→ **Aim of the task**
Extract all of the entries and give them again, word for word.

Excerpts from an interface dataset
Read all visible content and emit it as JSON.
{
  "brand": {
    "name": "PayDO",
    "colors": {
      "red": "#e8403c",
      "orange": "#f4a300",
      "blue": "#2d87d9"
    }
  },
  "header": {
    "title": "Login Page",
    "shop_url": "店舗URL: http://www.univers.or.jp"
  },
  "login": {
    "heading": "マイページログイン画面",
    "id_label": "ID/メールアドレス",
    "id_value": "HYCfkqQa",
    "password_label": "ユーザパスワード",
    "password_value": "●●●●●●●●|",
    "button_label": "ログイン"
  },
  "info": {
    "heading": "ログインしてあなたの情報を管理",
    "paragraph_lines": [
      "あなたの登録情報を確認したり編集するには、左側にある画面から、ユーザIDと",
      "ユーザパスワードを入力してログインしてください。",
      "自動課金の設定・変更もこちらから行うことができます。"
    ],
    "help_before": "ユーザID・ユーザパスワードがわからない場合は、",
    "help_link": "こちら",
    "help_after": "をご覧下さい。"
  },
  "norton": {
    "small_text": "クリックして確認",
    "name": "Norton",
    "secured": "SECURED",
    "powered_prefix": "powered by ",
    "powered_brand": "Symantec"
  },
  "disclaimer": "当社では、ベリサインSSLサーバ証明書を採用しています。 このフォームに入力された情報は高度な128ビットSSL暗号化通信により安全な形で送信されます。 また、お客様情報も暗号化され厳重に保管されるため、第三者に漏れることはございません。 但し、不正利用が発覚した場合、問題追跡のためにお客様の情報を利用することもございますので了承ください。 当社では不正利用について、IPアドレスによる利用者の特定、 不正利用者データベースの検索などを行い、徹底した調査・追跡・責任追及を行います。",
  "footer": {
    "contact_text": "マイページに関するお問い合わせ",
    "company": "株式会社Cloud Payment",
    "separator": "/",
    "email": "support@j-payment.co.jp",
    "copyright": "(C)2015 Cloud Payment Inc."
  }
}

→ **Completed task**
Read all visible content and emit it as JSON.
{
  "brand": {
    "name": "PayDO",
    "colors": {
      "red": "#e8403c",
      "orange": "#f4a300",
      "blue": "#2d87d9"
    }
  },
  "header": {
    "title": "Login Page",
    "shop_url": "店舗URL: http://www.univers.or.jp"
  },
  "login": {
    "heading": "マイページログイン画面",
    "id_label": "ID/メールアドレス",
    "id_value": "HYCfkqQa",
    "password_label": "ユーザパスワード",
    "password_value": "●●●●●●●●|",
    "button_label": "ログイン"
  },
  "info": {
    "heading": "ログインしてあなたの情報を管理",
    "paragraph_lines": [
      "あなたの登録情報を確認したり編集するには、左側にある画面から、ユーザIDと",
      "ユーザパスワードを入力してログインしてください。",
      "自動課金の設定・変更もこちらから行うことができます。"
    ],
    "help_before": "ユーザID・ユーザパスワードがわからない場合は、",
    "help_link": "こちら",
    "help_after": "をご覧下さい。"
  },
  "norton": {
    "small_text": "クリックして確認",
    "name": "Norton",
    "secured": "SECURED",
    "powered_prefix": "powered by ",
    "powered_brand": "Symantec"
  },
  "disclaimer": "当社では、ベリサインSSLサーバ証明書を採用しています。 このフォームに入力された情報は高度な128ビットSSL暗号化通信により安全な形で送信されます。 また、お客様情報も暗号化され厳重に保管されるため、第三者に漏れることはございません。 但し、不正利用が発覚した場合、問題追跡のためにお客様の情報を利用することもございますので了承ください。 当社では不正利用について、IPアドレスによる利用者の特定、 不正利用者データベースの検索などを行い、徹底した調査・追跡・責任追及を行います。",
  "footer": {
    "contact_text": "マイページに関するお問い合わせ",
    "company": "株式会社Cloud Payment",
    "separator": "/",
    "email": "support@j-payment.co.jp",
    "copyright": "(C)2015 Cloud Payment Inc."
  }
}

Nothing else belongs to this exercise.